● **WORK TASK**: If a line in the records below contains the word "this", copy it out.

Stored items
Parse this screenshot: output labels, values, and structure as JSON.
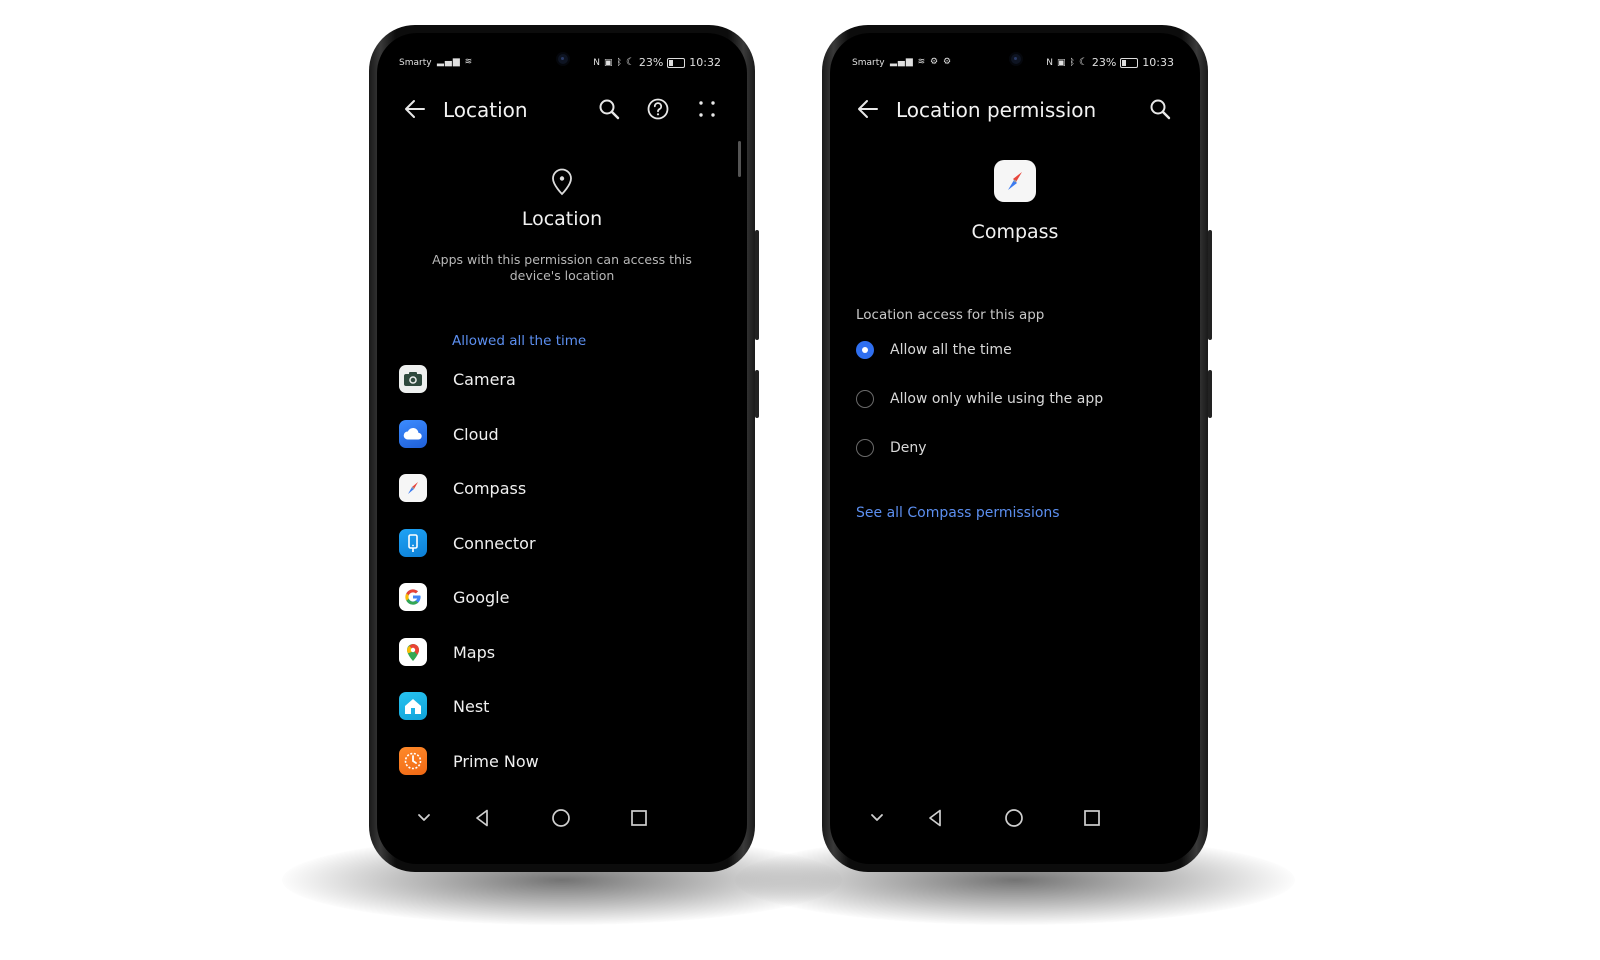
{
  "phone_left": {
    "status": {
      "carrier": "Smarty",
      "battery": "23%",
      "time": "10:32"
    },
    "header": {
      "title": "Location"
    },
    "hero": {
      "title": "Location",
      "description": "Apps with this permission can access this device's location"
    },
    "section_label": "Allowed all the time",
    "apps": [
      {
        "name": "Camera",
        "icon": "camera-icon"
      },
      {
        "name": "Cloud",
        "icon": "cloud-icon"
      },
      {
        "name": "Compass",
        "icon": "compass-icon"
      },
      {
        "name": "Connector",
        "icon": "connector-icon"
      },
      {
        "name": "Google",
        "icon": "google-icon"
      },
      {
        "name": "Maps",
        "icon": "maps-icon"
      },
      {
        "name": "Nest",
        "icon": "nest-icon"
      },
      {
        "name": "Prime Now",
        "icon": "prime-now-icon"
      }
    ]
  },
  "phone_right": {
    "status": {
      "carrier": "Smarty",
      "battery": "23%",
      "time": "10:33"
    },
    "header": {
      "title": "Location permission"
    },
    "app": {
      "name": "Compass"
    },
    "permission": {
      "title": "Location access for this app",
      "options": [
        {
          "label": "Allow all the time",
          "selected": true
        },
        {
          "label": "Allow only while using the app",
          "selected": false
        },
        {
          "label": "Deny",
          "selected": false
        }
      ],
      "link": "See all Compass permissions"
    }
  },
  "colors": {
    "accent": "#5c8ff0",
    "radio_selected": "#2f6ff0",
    "screen_bg": "#000000"
  }
}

● **SOLUTION**:
Parse this screenshot: output labels, values, and structure as JSON.
      "description": "Apps with this permission can access this device's location"
      "title": "Location access for this app",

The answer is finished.